- _What you are asked to do_: In the entries below, count every line with the string "this". State the count and nothing else.

- _Provided records_:
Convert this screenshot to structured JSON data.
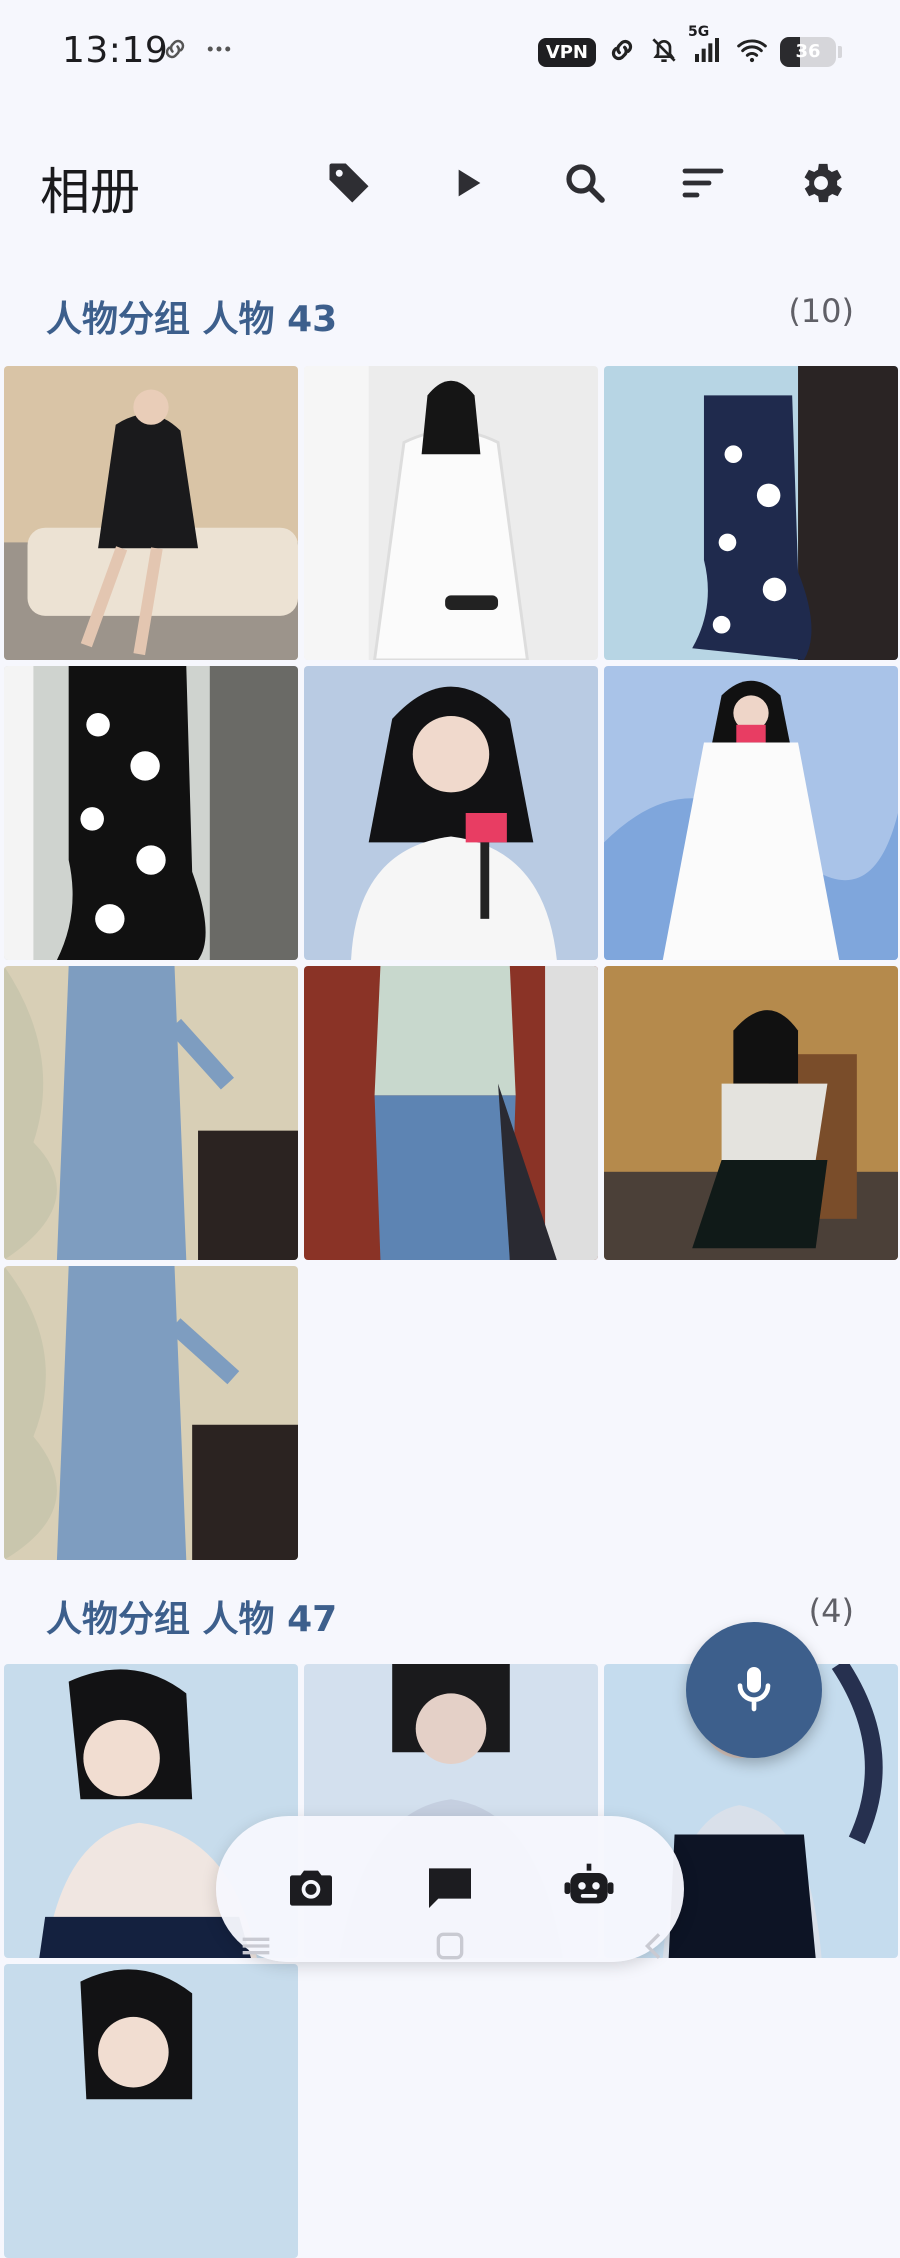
{
  "status_bar": {
    "time": "13:19",
    "vpn": "VPN",
    "network": "5G",
    "battery": "36",
    "battery_level": 0.36,
    "icons": [
      "link-icon",
      "more-icon",
      "link-icon",
      "mute-bell-icon",
      "signal-icon",
      "wifi-icon"
    ]
  },
  "app_bar": {
    "title": "相册",
    "actions": [
      "tag-icon",
      "play-icon",
      "search-icon",
      "sort-icon",
      "settings-icon"
    ]
  },
  "sections": [
    {
      "title": "人物分组 人物 43",
      "count": "(10)",
      "photo_count": 10
    },
    {
      "title": "人物分组 人物 47",
      "count": "(4)",
      "photo_count": 4
    }
  ],
  "fab": {
    "icon": "microphone-icon"
  },
  "bottom_bar": {
    "items": [
      "camera-icon",
      "chat-icon",
      "robot-icon"
    ]
  },
  "colors": {
    "accent": "#3d5f8c",
    "background": "#f6f7fd",
    "text": "#1d1d20"
  }
}
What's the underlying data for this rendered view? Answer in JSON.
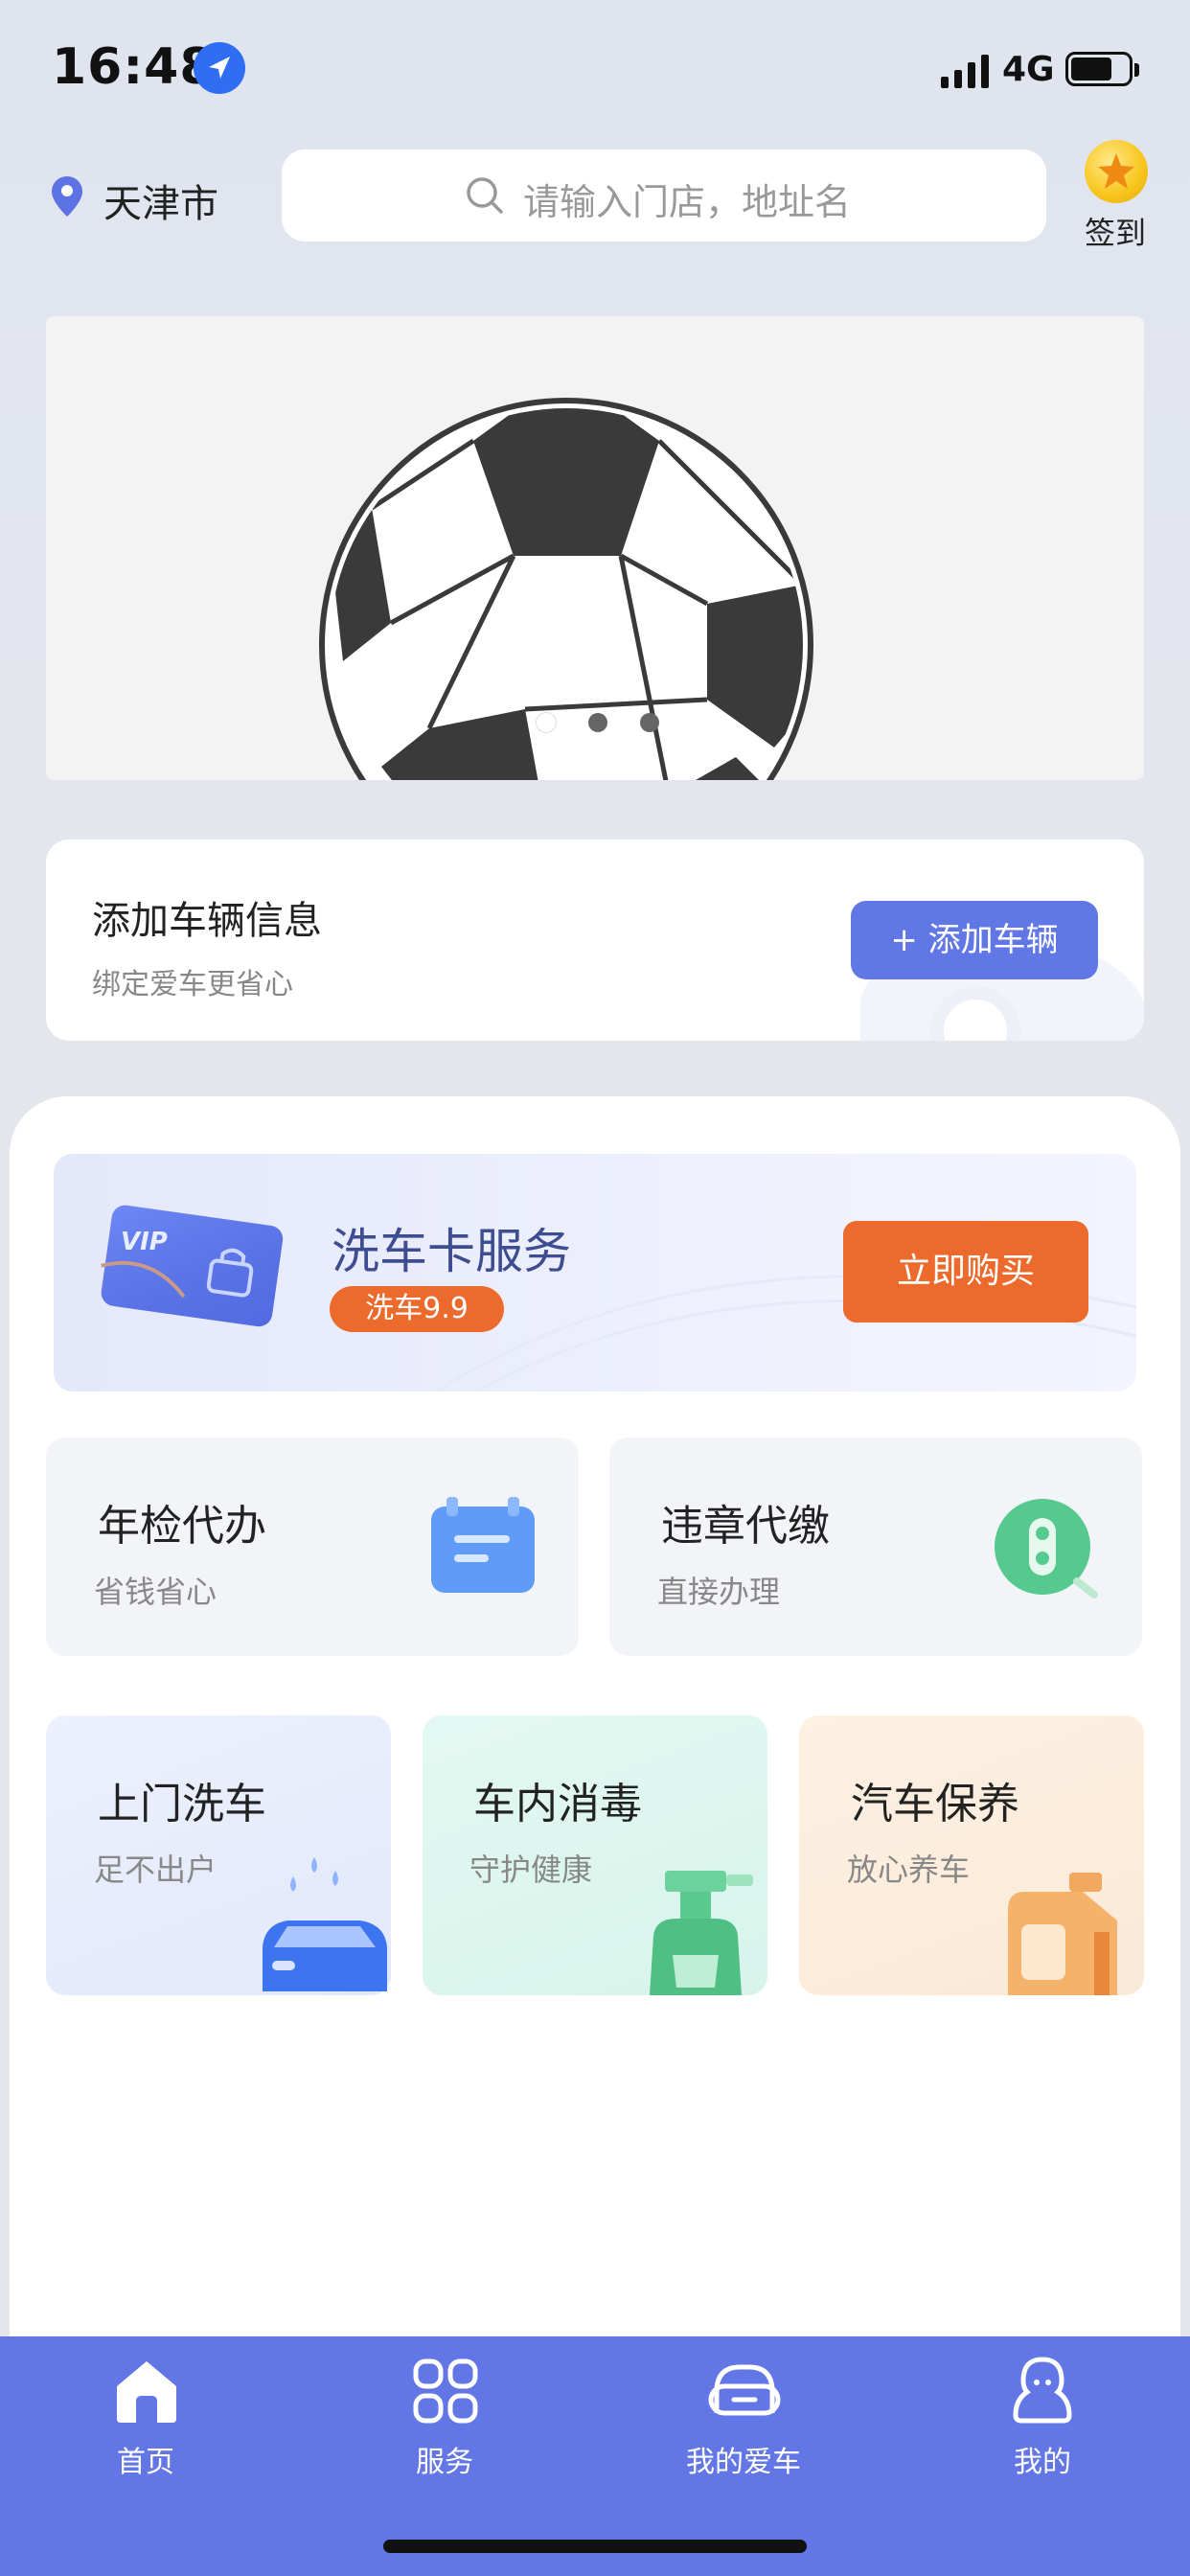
{
  "status_bar": {
    "time": "16:48",
    "network": "4G"
  },
  "header": {
    "city": "天津市",
    "search_placeholder": "请输入门店，地址名",
    "signin_label": "签到"
  },
  "banner": {
    "image": "soccer-ball",
    "pages": 3,
    "active_page": 1
  },
  "add_vehicle": {
    "title": "添加车辆信息",
    "subtitle": "绑定爱车更省心",
    "button": "+ 添加车辆"
  },
  "wash_card": {
    "card_text": "VIP",
    "title": "洗车卡服务",
    "badge": "洗车9.9",
    "button": "立即购买"
  },
  "services": [
    {
      "title": "年检代办",
      "subtitle": "省钱省心",
      "icon": "calendar-icon"
    },
    {
      "title": "违章代缴",
      "subtitle": "直接办理",
      "icon": "traffic-light-icon"
    }
  ],
  "tiles": [
    {
      "title": "上门洗车",
      "subtitle": "足不出户",
      "icon": "car-wash-icon"
    },
    {
      "title": "车内消毒",
      "subtitle": "守护健康",
      "icon": "spray-bottle-icon"
    },
    {
      "title": "汽车保养",
      "subtitle": "放心养车",
      "icon": "oil-can-icon"
    }
  ],
  "tabbar": [
    {
      "label": "首页",
      "icon": "home-icon",
      "active": true
    },
    {
      "label": "服务",
      "icon": "grid-icon",
      "active": false
    },
    {
      "label": "我的爱车",
      "icon": "car-icon",
      "active": false
    },
    {
      "label": "我的",
      "icon": "profile-icon",
      "active": false
    }
  ],
  "colors": {
    "accent": "#6276e5",
    "orange": "#ec6a2c",
    "text": "#222222",
    "muted": "#888888"
  }
}
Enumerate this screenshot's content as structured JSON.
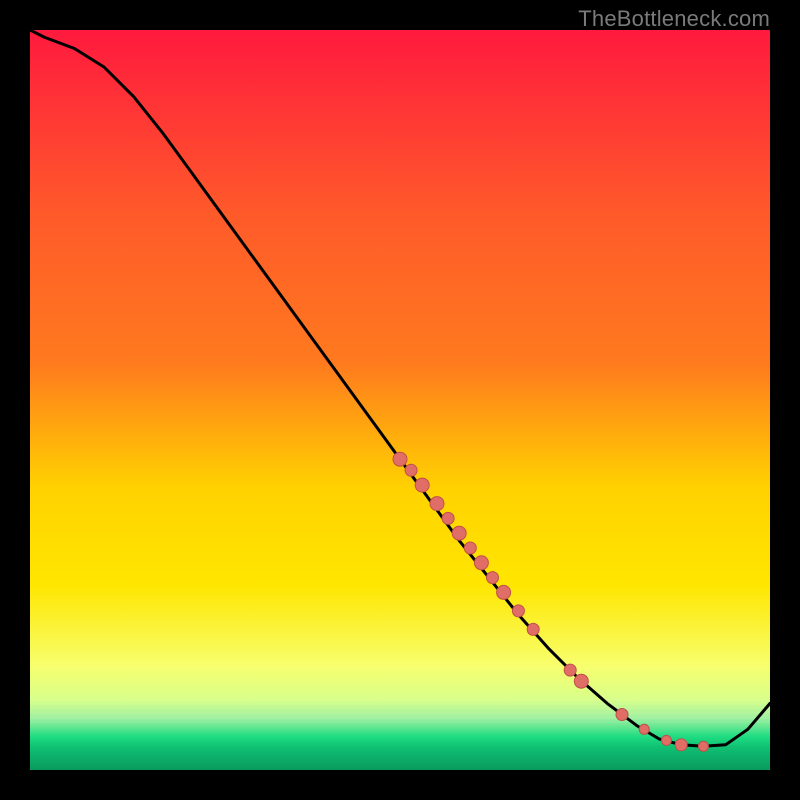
{
  "watermark": "TheBottleneck.com",
  "colors": {
    "background": "#000000",
    "gradient_top": "#ff1a3e",
    "gradient_mid1": "#ff7a1e",
    "gradient_mid2": "#ffe600",
    "gradient_low": "#f7ff6e",
    "gradient_green": "#1edc82",
    "line": "#000000",
    "dot_fill": "#e06e66",
    "dot_stroke": "#c05048"
  },
  "chart_data": {
    "type": "line",
    "title": "",
    "xlabel": "",
    "ylabel": "",
    "xlim": [
      0,
      100
    ],
    "ylim": [
      0,
      100
    ],
    "series": [
      {
        "name": "curve",
        "x": [
          0,
          2,
          6,
          10,
          14,
          18,
          22,
          26,
          30,
          34,
          38,
          42,
          46,
          50,
          54,
          58,
          62,
          66,
          70,
          74,
          78,
          82,
          85,
          88,
          91,
          94,
          97,
          100
        ],
        "y": [
          100,
          99,
          97.5,
          95,
          91,
          86,
          80.5,
          75,
          69.5,
          64,
          58.5,
          53,
          47.5,
          42,
          36.5,
          31,
          26,
          21,
          16.5,
          12.5,
          9,
          6,
          4.2,
          3.4,
          3.2,
          3.4,
          5.5,
          9
        ]
      }
    ],
    "scatter": [
      {
        "x": 50,
        "y": 42,
        "r": 7
      },
      {
        "x": 51.5,
        "y": 40.5,
        "r": 6
      },
      {
        "x": 53,
        "y": 38.5,
        "r": 7
      },
      {
        "x": 55,
        "y": 36,
        "r": 7
      },
      {
        "x": 56.5,
        "y": 34,
        "r": 6
      },
      {
        "x": 58,
        "y": 32,
        "r": 7
      },
      {
        "x": 59.5,
        "y": 30,
        "r": 6
      },
      {
        "x": 61,
        "y": 28,
        "r": 7
      },
      {
        "x": 62.5,
        "y": 26,
        "r": 6
      },
      {
        "x": 64,
        "y": 24,
        "r": 7
      },
      {
        "x": 66,
        "y": 21.5,
        "r": 6
      },
      {
        "x": 68,
        "y": 19,
        "r": 6
      },
      {
        "x": 73,
        "y": 13.5,
        "r": 6
      },
      {
        "x": 74.5,
        "y": 12,
        "r": 7
      },
      {
        "x": 80,
        "y": 7.5,
        "r": 6
      },
      {
        "x": 83,
        "y": 5.5,
        "r": 5
      },
      {
        "x": 86,
        "y": 4,
        "r": 5
      },
      {
        "x": 88,
        "y": 3.4,
        "r": 6
      },
      {
        "x": 91,
        "y": 3.2,
        "r": 5
      }
    ],
    "green_band": {
      "y_top": 6.5,
      "y_bottom": 3.2
    }
  }
}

- _Task output_: 3